Please copy every line of the records below that holds the word "image".

(Component data from apps and pages)
☆ ☆ ☆ ☆ ☆ ☆ ☆

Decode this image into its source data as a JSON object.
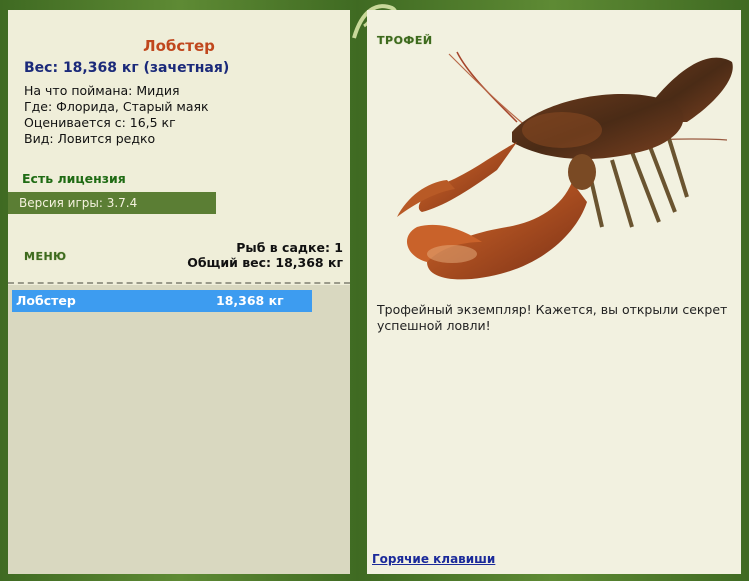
{
  "fish": {
    "name": "Лобстер",
    "weight_line": "Вес: 18,368 кг (зачетная)",
    "bait_line": "На что поймана: Мидия",
    "location_line": "Где: Флорида, Старый маяк",
    "valued_line": "Оценивается с: 16,5 кг",
    "kind_line": "Вид: Ловится редко"
  },
  "license_label": "Есть лицензия",
  "version_label": "Версия игры: 3.7.4",
  "menu_label": "МЕНЮ",
  "keep": {
    "count_line": "Рыб в садке: 1",
    "total_line": "Общий вес: 18,368 кг",
    "rows": [
      {
        "name": "Лобстер",
        "weight": "18,368 кг"
      }
    ]
  },
  "trophy": {
    "label": "ТРОФЕЙ",
    "message": "Трофейный экземпляр! Кажется, вы открыли секрет успешной ловли!"
  },
  "hotkeys_label": "Горячие клавиши",
  "colors": {
    "frame": "#4e7a2c",
    "panel_bg": "#efeed9",
    "selected_row": "#3d9cf0",
    "fish_name": "#c0471d",
    "weight_text": "#1b2a7a"
  }
}
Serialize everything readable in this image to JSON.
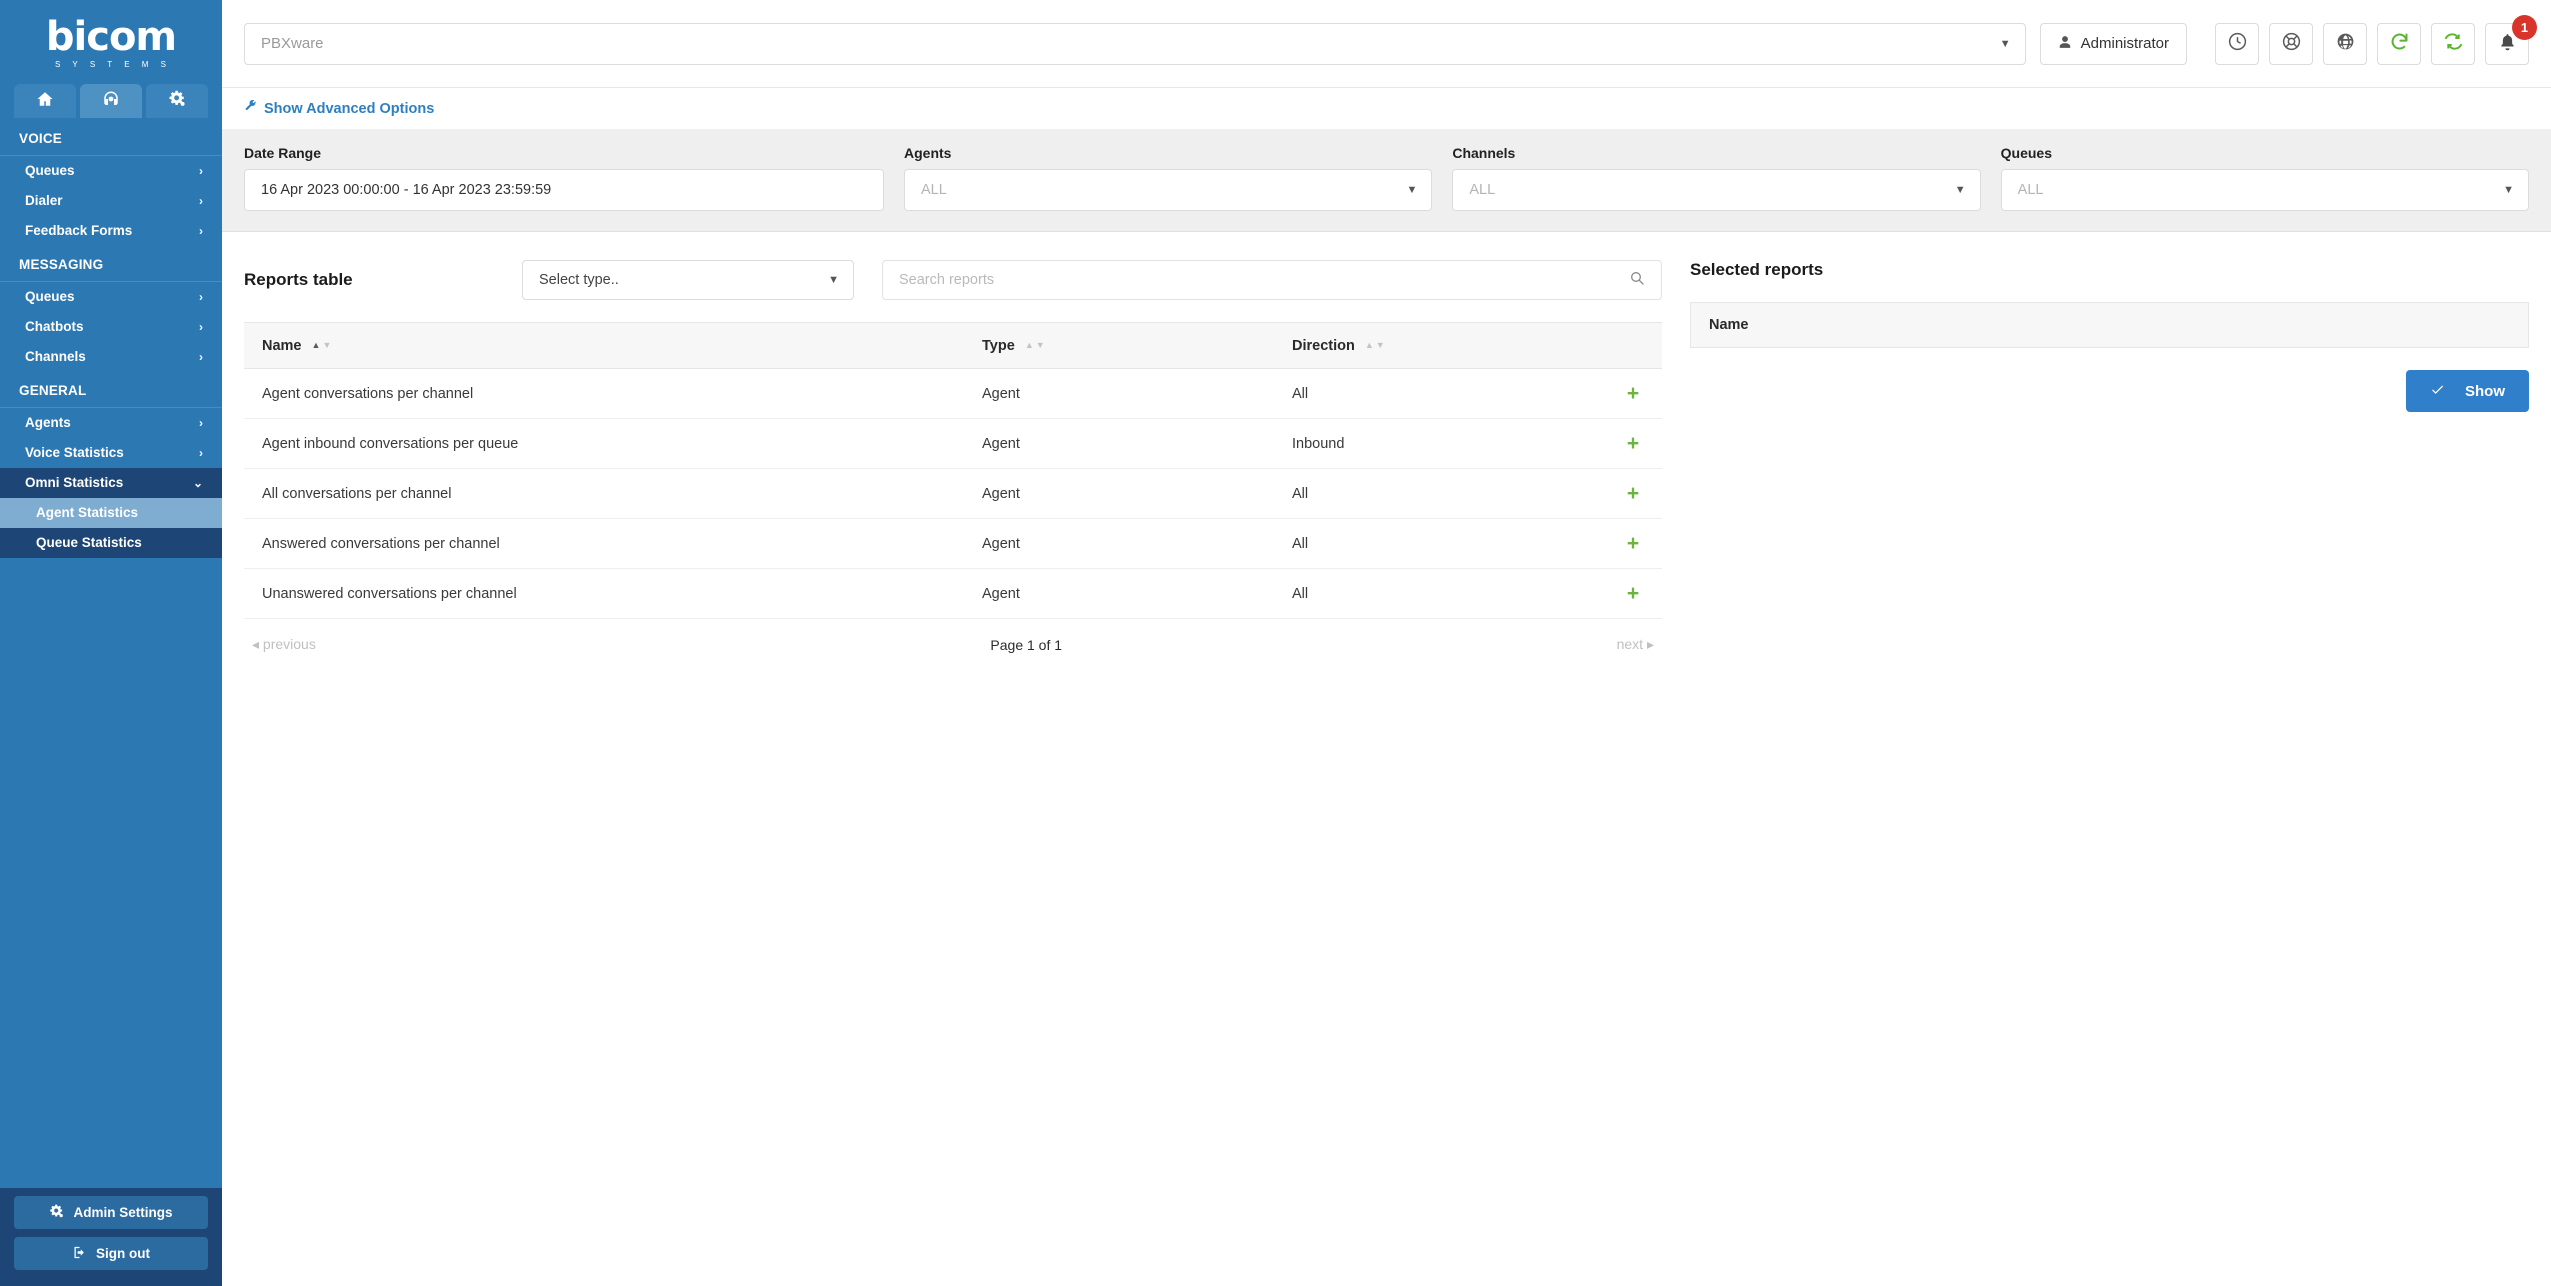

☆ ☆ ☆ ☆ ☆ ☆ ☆

= Answer box =
Decode this image into its source data as a JSON object.
Serialize everything readable in this image to JSON.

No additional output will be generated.